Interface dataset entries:
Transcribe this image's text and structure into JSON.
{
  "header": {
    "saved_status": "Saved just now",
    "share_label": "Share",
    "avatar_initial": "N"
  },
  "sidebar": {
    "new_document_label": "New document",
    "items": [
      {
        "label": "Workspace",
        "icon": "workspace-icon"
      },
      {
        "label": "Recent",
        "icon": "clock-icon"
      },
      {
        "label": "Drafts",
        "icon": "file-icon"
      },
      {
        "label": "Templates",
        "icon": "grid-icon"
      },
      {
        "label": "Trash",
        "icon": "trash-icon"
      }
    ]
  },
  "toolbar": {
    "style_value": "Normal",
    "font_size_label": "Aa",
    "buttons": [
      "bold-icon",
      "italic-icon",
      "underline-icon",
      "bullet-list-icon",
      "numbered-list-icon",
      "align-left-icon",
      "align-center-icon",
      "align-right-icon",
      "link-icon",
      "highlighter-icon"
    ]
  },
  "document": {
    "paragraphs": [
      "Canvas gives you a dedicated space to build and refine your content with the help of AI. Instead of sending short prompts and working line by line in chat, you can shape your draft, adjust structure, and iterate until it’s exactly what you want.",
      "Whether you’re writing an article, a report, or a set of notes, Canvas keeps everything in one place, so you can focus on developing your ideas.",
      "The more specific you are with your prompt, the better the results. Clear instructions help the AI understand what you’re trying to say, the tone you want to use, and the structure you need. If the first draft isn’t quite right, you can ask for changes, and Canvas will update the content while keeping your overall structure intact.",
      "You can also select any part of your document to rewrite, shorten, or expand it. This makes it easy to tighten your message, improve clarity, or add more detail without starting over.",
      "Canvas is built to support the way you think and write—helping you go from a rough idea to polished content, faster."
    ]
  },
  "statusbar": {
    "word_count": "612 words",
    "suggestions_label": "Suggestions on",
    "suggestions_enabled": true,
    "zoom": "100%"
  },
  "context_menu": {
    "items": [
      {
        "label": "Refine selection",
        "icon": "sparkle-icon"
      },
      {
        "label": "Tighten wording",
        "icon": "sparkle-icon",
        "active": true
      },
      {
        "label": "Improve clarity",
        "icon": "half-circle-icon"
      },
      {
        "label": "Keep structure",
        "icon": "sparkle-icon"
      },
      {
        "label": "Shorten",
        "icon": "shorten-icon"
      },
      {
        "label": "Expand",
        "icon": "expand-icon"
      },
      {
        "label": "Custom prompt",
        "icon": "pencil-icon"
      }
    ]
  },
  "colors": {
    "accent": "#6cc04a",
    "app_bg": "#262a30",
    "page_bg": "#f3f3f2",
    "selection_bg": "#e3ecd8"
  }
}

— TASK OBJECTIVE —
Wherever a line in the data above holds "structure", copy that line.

— PROBLEM SOLUTION —
Transcribe this image's text and structure into JSON.
      "Canvas gives you a dedicated space to build and refine your content with the help of AI. Instead of sending short prompts and working line by line in chat, you can shape your draft, adjust structure, and iterate until it’s exactly what you want.",
      "The more specific you are with your prompt, the better the results. Clear instructions help the AI understand what you’re trying to say, the tone you want to use, and the structure you need. If the first draft isn’t quite right, you can ask for changes, and Canvas will update the content while keeping your overall structure intact.",
        "label": "Keep structure",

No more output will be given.